This area was decimated by the 2019-20 bushfires, but its capacity for self-regeneration is astounding. By spring green shoots had returned, crawling up the plumwood trees as we made our way through the jackknife turns that follow you down the escarpment. Turn right and it is on towards Nimmitabel, where the 130-year-old Federal Hotel once gave lodging to travellers making their way from the Snowy Mountains on horseback. It hasn’t changed much since. The winding road continues through the villages of Bemboka and Candelo, where the buildings are made of timber and the store stocks a celestial tomato sugo sauce.

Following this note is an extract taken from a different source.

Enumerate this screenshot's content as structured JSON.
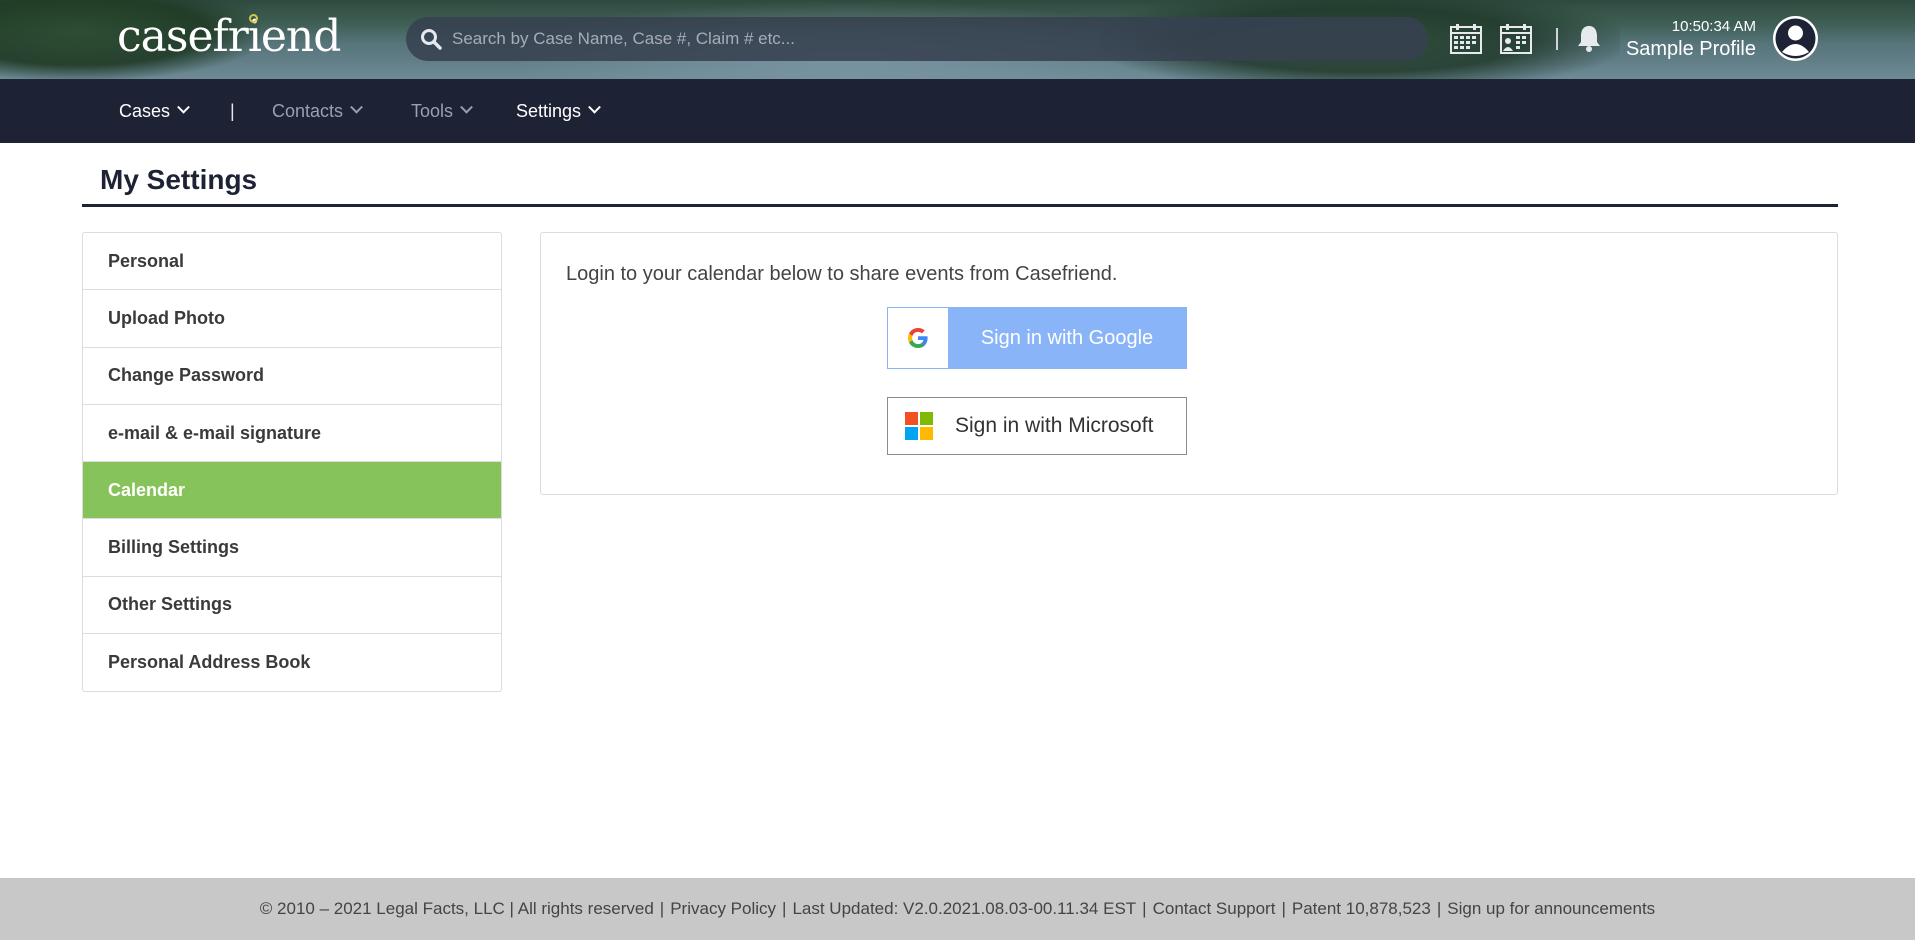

After two years locked out by border closures and flight caps, I can’t wait to get back there for Christmas. I have missed my family, friends and former colleagues at the Central Western Daily, the daily newspaper where I got my start in journalism. I long for summer evenings where the light seems to take a little longer to slip away than on the coast. I want to breathe in and smell freshly mown lawns and barbecues being fired up in nearby backyards. And I want to tell my two young nephews to dream big about where their lives may take them, rather than follow their uncle’s initial thoughts of not being able to wait to leave a place they are lucky to call home.

So many of my teenage years were spent envying kids who, through no particular reason other than circumstance, lived in Sydney. My thinking then was that they had one of the world’s greatest cities as their backyard and were immersed in a melting pot of culture and sophistication. Poor little old me was instead stuck three-and-a-half hours west in the town of Orange. I would eventually live in Sydney in my mid- to late 20s and loved every second of it. I’m now based in London, the gateway to the wonders of Europe. As Dorothy said in The Wizard of Oz, “Toto, I’ve a feeling we’re not in Kansas any more.”

Yes, there are still flashy parts of Eurobodalla and the Bega shires (Narooma, where the Sydney businessman Justin Hemmes flies to for his weekender, or Bermagui, which resents being touted as a mini version of Byron). But overall the region is quieter than its northern neighbour, there are fewer Airbnbs and there are more locals wondering why they’d live anywhere else.

My dream for living in Bronte had been to indulge in the undeniable glamour of the eastern beaches, a necklace studded with emeralds strung out on Sydney’s sandstone cliffs. Certainly I could never afford to live in Bronte’s gentle jungle now that I have a family. But having shelled out single-person rent, the joy I took in living there came from the marvel of the landscape around me, and the ease with which I could enjoy it.

Before the pandemic, I quite liked the short-term nature of those visits, having my own family and life in Sydney – and now Singapore. Now, though, the curse of COVID-19 has made me appreciate them so much more.